James Madison and James Monroe received the state’s electoral votes for two terms each. In 1824 Andrew Jackson carried Tennessee and won the popular vote but failed to win a majority of electoral votes. In the House of Representatives, John Quincy Adams (a National Republican) was elected president. Andrew Jackson got his revenge in 1828 and was reelected in 1832, both times carrying Tennessee.
Jackson exerted little political influence on his state once his presidential career was over. From 1796 to 1832 Tennessee voted solidly for candidates who would be modern Democrats. Beginning in 1836, they started voting for Whigs (the predecessor of today’s Republican Party). Jackson could not carry Tennessee for his handpicked successor, Martin Van Buren.

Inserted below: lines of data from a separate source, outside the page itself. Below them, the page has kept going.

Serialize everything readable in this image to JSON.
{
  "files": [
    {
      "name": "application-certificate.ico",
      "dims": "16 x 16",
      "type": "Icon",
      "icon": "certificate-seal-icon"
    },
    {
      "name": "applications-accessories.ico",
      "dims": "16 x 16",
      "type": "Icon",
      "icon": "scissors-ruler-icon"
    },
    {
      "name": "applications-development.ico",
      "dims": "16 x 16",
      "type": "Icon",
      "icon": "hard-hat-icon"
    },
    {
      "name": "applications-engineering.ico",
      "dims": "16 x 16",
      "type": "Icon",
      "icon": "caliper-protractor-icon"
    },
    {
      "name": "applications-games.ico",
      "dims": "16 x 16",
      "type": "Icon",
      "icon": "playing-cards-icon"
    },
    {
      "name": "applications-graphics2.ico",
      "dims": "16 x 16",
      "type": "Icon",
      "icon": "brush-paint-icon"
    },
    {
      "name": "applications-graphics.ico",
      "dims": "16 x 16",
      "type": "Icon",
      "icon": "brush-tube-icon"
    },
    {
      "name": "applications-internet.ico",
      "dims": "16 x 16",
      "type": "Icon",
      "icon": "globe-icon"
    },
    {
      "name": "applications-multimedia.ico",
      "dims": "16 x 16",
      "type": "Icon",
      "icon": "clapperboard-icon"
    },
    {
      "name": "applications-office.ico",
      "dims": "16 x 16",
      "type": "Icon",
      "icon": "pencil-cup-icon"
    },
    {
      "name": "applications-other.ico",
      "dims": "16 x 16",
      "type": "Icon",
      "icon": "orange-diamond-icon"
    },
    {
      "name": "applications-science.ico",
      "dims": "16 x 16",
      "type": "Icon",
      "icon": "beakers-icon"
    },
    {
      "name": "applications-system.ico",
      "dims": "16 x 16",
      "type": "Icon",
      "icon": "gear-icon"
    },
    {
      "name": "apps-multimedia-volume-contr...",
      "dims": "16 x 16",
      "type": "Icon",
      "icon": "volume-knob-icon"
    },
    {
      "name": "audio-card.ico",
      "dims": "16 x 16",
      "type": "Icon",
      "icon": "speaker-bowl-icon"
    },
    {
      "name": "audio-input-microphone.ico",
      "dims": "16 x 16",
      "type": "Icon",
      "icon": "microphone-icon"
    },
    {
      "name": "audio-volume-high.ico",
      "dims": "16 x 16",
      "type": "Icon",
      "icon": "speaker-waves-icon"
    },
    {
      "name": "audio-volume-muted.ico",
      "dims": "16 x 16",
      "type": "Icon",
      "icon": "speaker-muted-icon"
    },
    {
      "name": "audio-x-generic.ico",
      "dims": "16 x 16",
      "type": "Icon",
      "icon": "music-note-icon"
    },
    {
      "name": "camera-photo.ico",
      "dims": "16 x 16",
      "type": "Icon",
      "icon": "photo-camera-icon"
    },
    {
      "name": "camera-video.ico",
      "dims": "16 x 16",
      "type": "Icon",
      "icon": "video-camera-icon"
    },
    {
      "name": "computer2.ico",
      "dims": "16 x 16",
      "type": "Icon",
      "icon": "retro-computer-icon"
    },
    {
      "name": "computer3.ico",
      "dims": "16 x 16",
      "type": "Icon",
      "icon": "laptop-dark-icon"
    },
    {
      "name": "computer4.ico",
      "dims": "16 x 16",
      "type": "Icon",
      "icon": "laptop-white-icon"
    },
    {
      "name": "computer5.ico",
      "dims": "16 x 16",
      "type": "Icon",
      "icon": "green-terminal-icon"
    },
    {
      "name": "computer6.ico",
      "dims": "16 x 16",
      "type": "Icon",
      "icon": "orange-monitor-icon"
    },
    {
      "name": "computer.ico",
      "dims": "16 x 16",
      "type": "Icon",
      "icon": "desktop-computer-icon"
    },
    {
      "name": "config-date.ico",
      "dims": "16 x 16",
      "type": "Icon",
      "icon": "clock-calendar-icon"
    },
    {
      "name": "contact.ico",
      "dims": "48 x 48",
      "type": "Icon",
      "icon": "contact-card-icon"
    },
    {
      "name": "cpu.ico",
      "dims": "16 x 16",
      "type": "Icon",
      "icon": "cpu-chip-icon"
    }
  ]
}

The state’s electoral votes in 1836 went to a native son, Senator Hugh Lawson White, a Whig.
In the nine national elections from 1836 to 1868, Tennessee voted in only eight of them since it did not participate in 1864 due to its membership in the Confederacy. Tennesseans voted for winners four times and losers four times. Whig candidates carried the state in 1840 (William Henry Harrison), 1844 (Henry Clay), 1848 (Zachary Taylor), and 1852 (Winfield Scott). The 1844 Tennessee election was notable since Clay defeated James K. Polk–a Tennessean who won the presidency even though losing his own state.
Only in 1856, the last election before the Civil War, did Tennessee return to the Democratic column, voting for James Buchanan of Pennsylvania. In 1860 the state rejected the major candidates–Abraham Lincoln (Republican), Stephen A. Douglas (Democrat) and John C. Breckinridge (Southern Democrat)–and supported instead another native son, John Bell (Constitutional Union), a former Whig who had been a Speaker of the U.S. House of Representatives and a U.S. senator.

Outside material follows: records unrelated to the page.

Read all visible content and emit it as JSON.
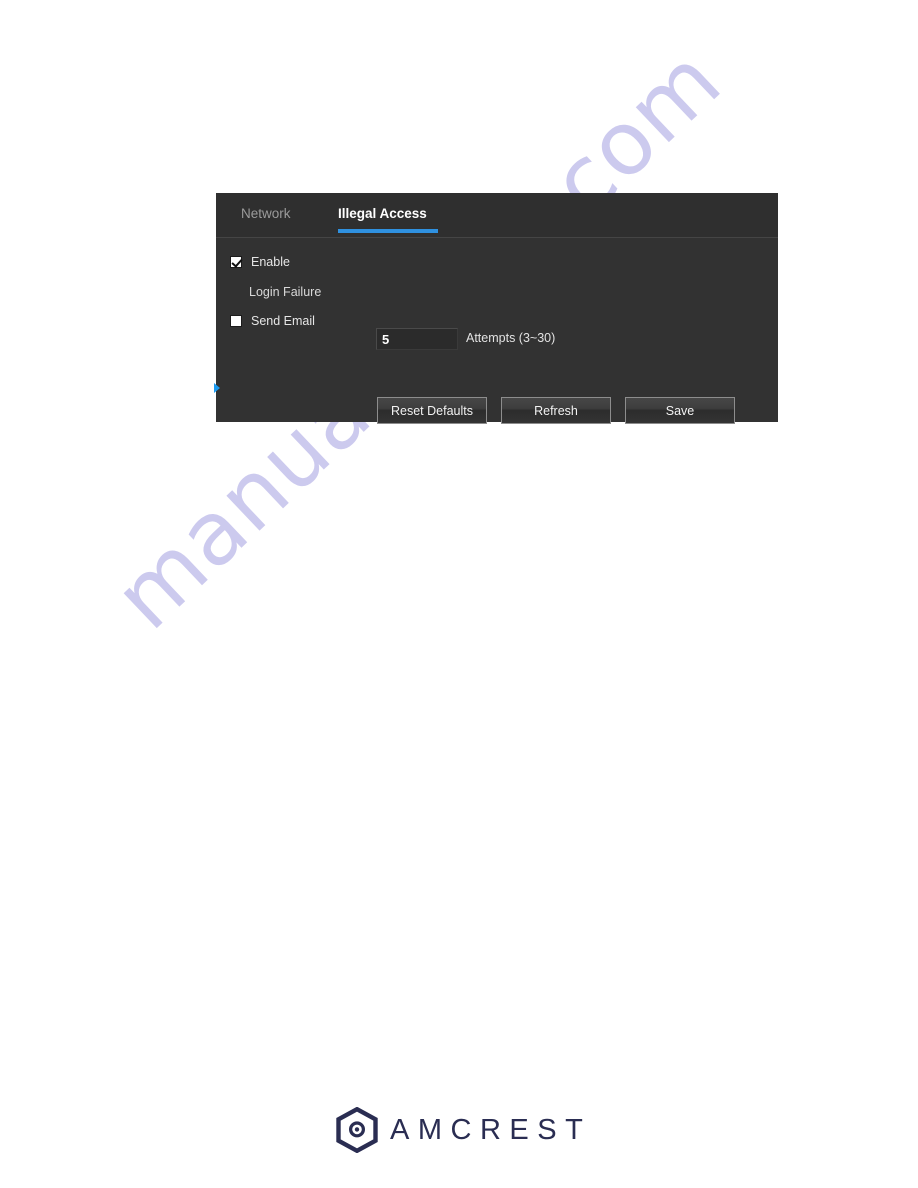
{
  "page": {
    "background_color": "#ffffff",
    "watermark": {
      "text": "manualshive.com",
      "color": "#b9b6e8"
    }
  },
  "panel": {
    "background_color": "#323232",
    "accent_color": "#2f91e0",
    "tabs": [
      {
        "label": "Network",
        "active": false
      },
      {
        "label": "Illegal Access",
        "active": true
      }
    ],
    "fields": {
      "enable": {
        "label": "Enable",
        "checked": true
      },
      "login_failure": {
        "label": "Login Failure",
        "value": "5",
        "placeholder": "5",
        "unit": "Attempts (3~30)"
      },
      "send_email": {
        "label": "Send Email",
        "checked": false
      }
    },
    "buttons": {
      "reset_defaults": "Reset Defaults",
      "refresh": "Refresh",
      "save": "Save"
    }
  },
  "footer": {
    "brand": "AMCREST",
    "brand_color": "#2a2d52"
  }
}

Tennessee, in July 1866, became the first Confederate state to reenter the Union. With Reconstruction still at full tide, the state cast its electoral votes for Ulysses S. Grant in 1868. Tennessee would not support another Republican candidate for over a half-century. In the twelve presidential elections from 1872 to 1916, Tennessee supported the Democrat every time, backing the winner only four times (Grover Cleveland twice and Woodrow Wilson twice). The state’s electoral votes went to losers Horace Greeley (1872), Samuel J. Tilden (1876), Winfield Scott Hancock (1880), William Jennings Bryan (1896, 1900, and 1908), and Alton B. Parker (1904).
Following World War I, no clear voting pattern emerged. Warren G. Harding (Republican) carried the state in 1920, but in 1924 Tennessee rejected Calvin Coolidge and cast its votes for the Democratic candidate, John W. Davis. In 1928, however, the state returned to the Republican column and backed Herbert Hoover over Al Smith.
Tennessee swung toward the Democrats again four years later, and Franklin D. Roosevelt won the state in 1932, 1936, 1940, and 1944. In 1948 the state cast eleven electoral votes for Harry Truman and one vote for Strom Thurmond’s States’ Rights Party.
The year 1952 began a forty-year domination by Republicans in Tennessee presidential elections. Of the twelve elections in this period, Tennessee voted Republican eight times. Even more significantly, the state backed the winner in eleven of the twelve elections. Only in 1960, when Richard Nixon was favored over John F. Kennedy, did Tennesseans back a losing candidate. The only three Democrats who won the state during this time were Lyndon Johnson (1964), Jimmy Carter (1976), and Bill Clinton (1992 and 1996). Even in 1956, when Senator Estes Kefauver was the running mate of Adlai Stevenson, Tennessee stayed in the Republican column. Tennessee’s tilt toward Bill Clinton in 1996 marked the first time since 1944 that the state voted for a Democrat in consecutive elections. The election of 2000 ended that trend, however, as Republican George W. Bush carried Tennessee over native son Albert Gore Jr. As many commentators have since pointed out, if Gore had carried Tennessee in 2000, the state’s electoral votes would have given him the presidency in the closest presidential election since 1876.